WHAT IS REQUIRED: Could you print the listing again exactly, omitting the pictures?

============================================================

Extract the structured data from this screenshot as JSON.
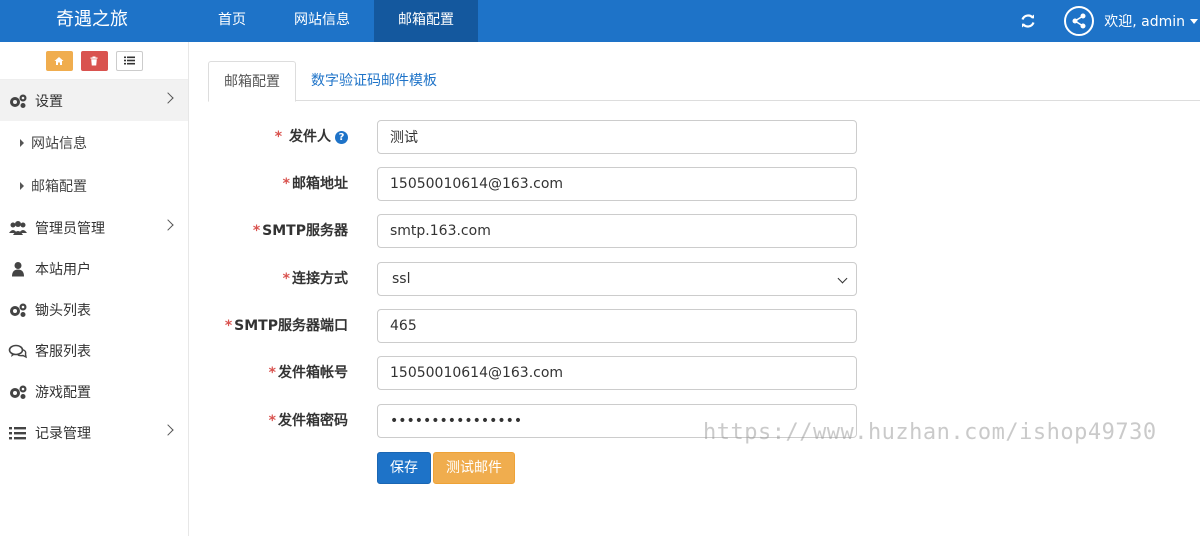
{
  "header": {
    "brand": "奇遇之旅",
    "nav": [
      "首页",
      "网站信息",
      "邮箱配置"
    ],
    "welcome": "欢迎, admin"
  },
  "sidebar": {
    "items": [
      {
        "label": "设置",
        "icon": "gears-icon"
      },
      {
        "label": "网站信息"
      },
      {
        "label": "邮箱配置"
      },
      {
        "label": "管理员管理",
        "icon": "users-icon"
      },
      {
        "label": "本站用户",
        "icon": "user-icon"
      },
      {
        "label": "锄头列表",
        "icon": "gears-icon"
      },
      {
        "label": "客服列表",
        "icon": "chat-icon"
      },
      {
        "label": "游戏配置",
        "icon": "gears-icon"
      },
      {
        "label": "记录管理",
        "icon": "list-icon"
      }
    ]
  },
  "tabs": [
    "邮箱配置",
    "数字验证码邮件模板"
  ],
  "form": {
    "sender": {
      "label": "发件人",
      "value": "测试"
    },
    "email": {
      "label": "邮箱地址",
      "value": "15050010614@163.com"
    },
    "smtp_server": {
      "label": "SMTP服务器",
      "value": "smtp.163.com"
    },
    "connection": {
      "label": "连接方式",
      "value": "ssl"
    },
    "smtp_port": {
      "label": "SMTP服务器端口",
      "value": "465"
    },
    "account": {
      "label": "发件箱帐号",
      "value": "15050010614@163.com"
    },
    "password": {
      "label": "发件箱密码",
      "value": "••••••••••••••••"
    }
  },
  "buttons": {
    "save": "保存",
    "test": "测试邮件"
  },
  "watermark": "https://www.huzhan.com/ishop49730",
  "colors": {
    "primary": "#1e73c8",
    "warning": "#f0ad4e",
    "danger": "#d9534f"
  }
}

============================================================

REPLY TO THE EXERCISE:
Extract the structured data from this screenshot as JSON.
{
  "header": {
    "brand": "奇遇之旅",
    "nav": [
      "首页",
      "网站信息",
      "邮箱配置"
    ],
    "welcome": "欢迎, admin"
  },
  "sidebar": {
    "items": [
      {
        "label": "设置",
        "icon": "gears-icon"
      },
      {
        "label": "网站信息"
      },
      {
        "label": "邮箱配置"
      },
      {
        "label": "管理员管理",
        "icon": "users-icon"
      },
      {
        "label": "本站用户",
        "icon": "user-icon"
      },
      {
        "label": "锄头列表",
        "icon": "gears-icon"
      },
      {
        "label": "客服列表",
        "icon": "chat-icon"
      },
      {
        "label": "游戏配置",
        "icon": "gears-icon"
      },
      {
        "label": "记录管理",
        "icon": "list-icon"
      }
    ]
  },
  "tabs": [
    "邮箱配置",
    "数字验证码邮件模板"
  ],
  "form": {
    "sender": {
      "label": "发件人",
      "value": "测试"
    },
    "email": {
      "label": "邮箱地址",
      "value": "15050010614@163.com"
    },
    "smtp_server": {
      "label": "SMTP服务器",
      "value": "smtp.163.com"
    },
    "connection": {
      "label": "连接方式",
      "value": "ssl"
    },
    "smtp_port": {
      "label": "SMTP服务器端口",
      "value": "465"
    },
    "account": {
      "label": "发件箱帐号",
      "value": "15050010614@163.com"
    },
    "password": {
      "label": "发件箱密码",
      "value": "••••••••••••••••"
    }
  },
  "buttons": {
    "save": "保存",
    "test": "测试邮件"
  },
  "watermark": "https://www.huzhan.com/ishop49730",
  "colors": {
    "primary": "#1e73c8",
    "warning": "#f0ad4e",
    "danger": "#d9534f"
  }
}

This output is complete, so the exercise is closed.